> _LISTED RECORDS_
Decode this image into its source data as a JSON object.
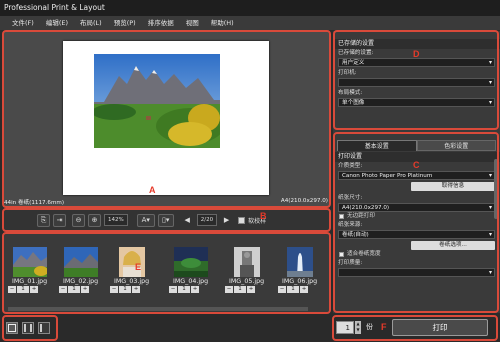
{
  "app": {
    "title": "Professional Print & Layout"
  },
  "menu": [
    "文件(F)",
    "编辑(E)",
    "布局(L)",
    "预览(P)",
    "排序依据",
    "视图",
    "帮助(H)"
  ],
  "labels": {
    "A": "A",
    "B": "B",
    "C": "C",
    "D": "D",
    "E": "E",
    "F": "F"
  },
  "preview": {
    "paper_size": "44in 卷纸(1117.6mm)",
    "print_size": "A4(210.0x297.0)"
  },
  "toolbar": {
    "zoom": "142%",
    "page": "2/20",
    "softproof": "软校样"
  },
  "thumbnails": [
    {
      "name": "IMG_01.jpg",
      "count": "1"
    },
    {
      "name": "IMG_02.jpg",
      "count": "1"
    },
    {
      "name": "IMG_03.jpg",
      "count": "1"
    },
    {
      "name": "IMG_04.jpg",
      "count": "1"
    },
    {
      "name": "IMG_05.jpg",
      "count": "1"
    },
    {
      "name": "IMG_06.jpg",
      "count": "1"
    }
  ],
  "stepper": {
    "minus": "−",
    "plus": "+"
  },
  "saved": {
    "header": "已存储的设置",
    "saved_label": "已存储的设置:",
    "saved_value": "用户定义",
    "printer_label": "打印机:",
    "layout_label": "布局模式:",
    "layout_value": "单个图像"
  },
  "tabs": {
    "basic": "基本设置",
    "color": "色彩设置"
  },
  "print": {
    "header": "打印设置",
    "media_label": "介质类型:",
    "media_value": "Canon Photo Paper Pro Platinum",
    "info_button": "取得信息",
    "paper_size_label": "纸张尺寸:",
    "paper_size_value": "A4(210.0x297.0)",
    "borderless": "无边距打印",
    "source_label": "纸张来源:",
    "source_value": "卷纸(自动)",
    "roll_button": "卷纸选项...",
    "fit_roll": "适合卷纸宽度",
    "quality_label": "打印质量:"
  },
  "bottom": {
    "copies": "1",
    "copies_unit": "份",
    "print_button": "打印"
  }
}
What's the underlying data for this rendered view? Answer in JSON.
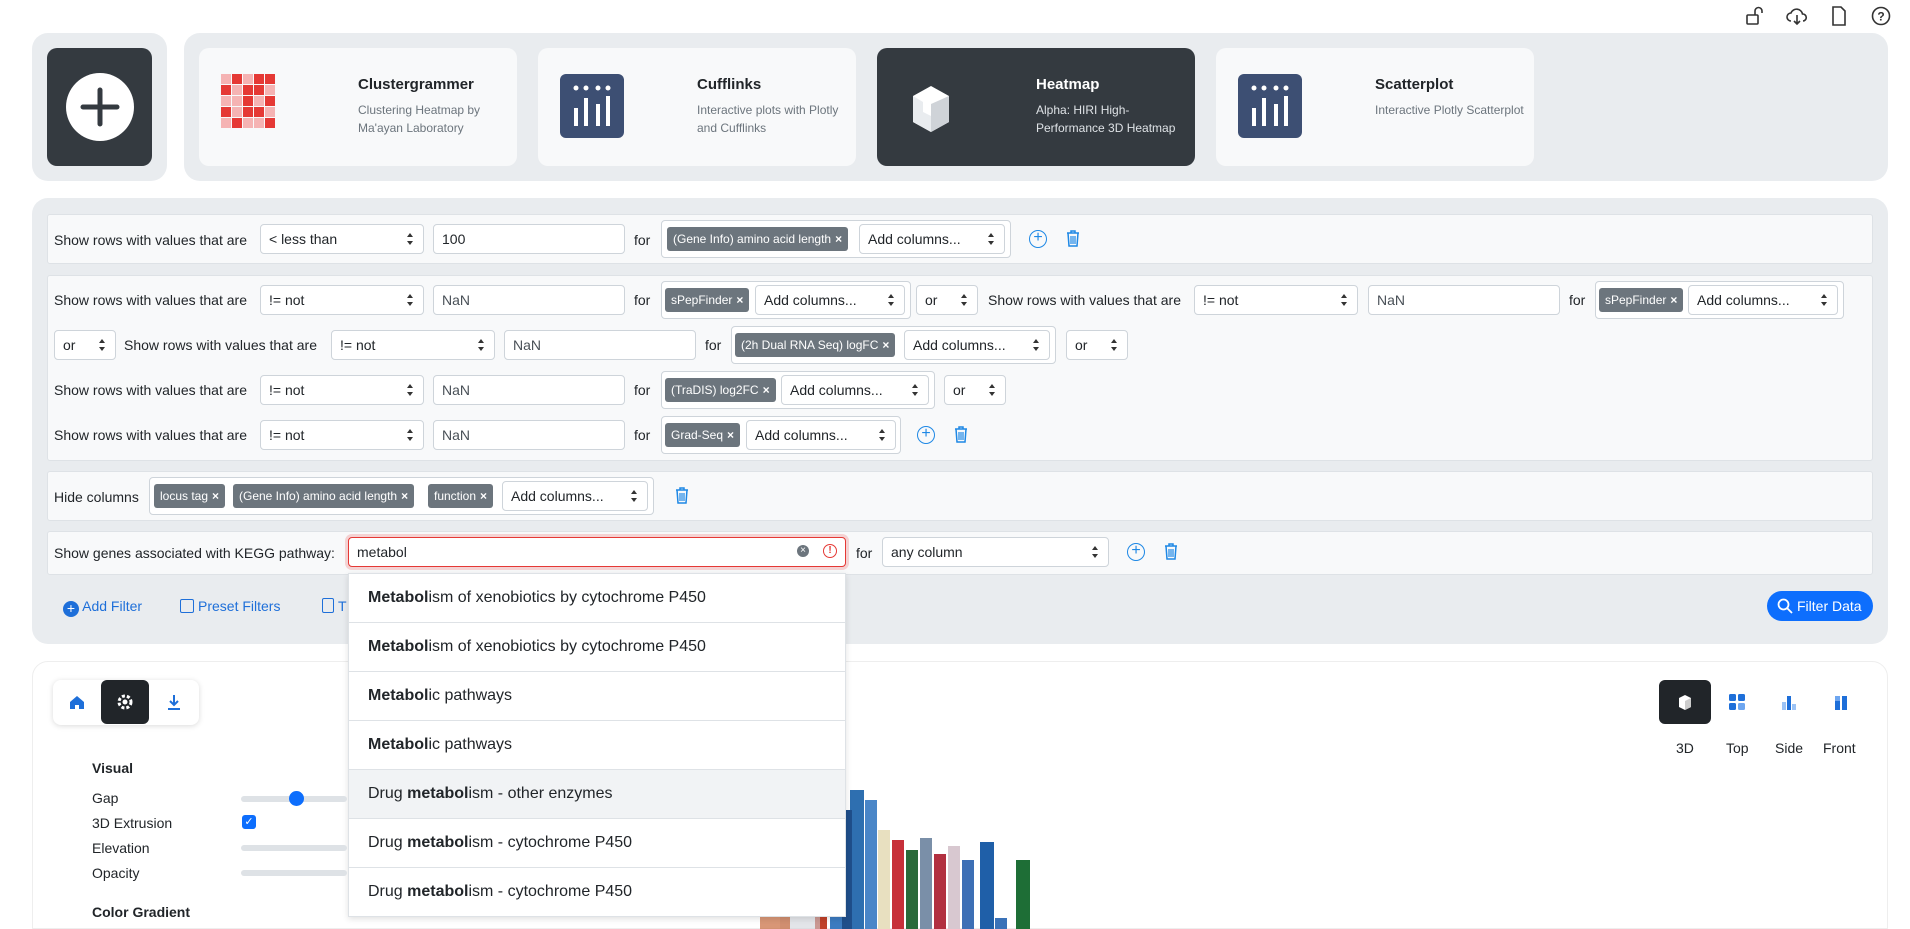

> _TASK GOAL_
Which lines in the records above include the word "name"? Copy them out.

> _RESPONSE_
      "name": "IMG_01.jpg",
      "name": "IMG_02.jpg",
      "name": "IMG_03.jpg",
      "name": "IMG_04.jpg",
      "name": "IMG_05.jpg",
      "name": "IMG_06.jpg",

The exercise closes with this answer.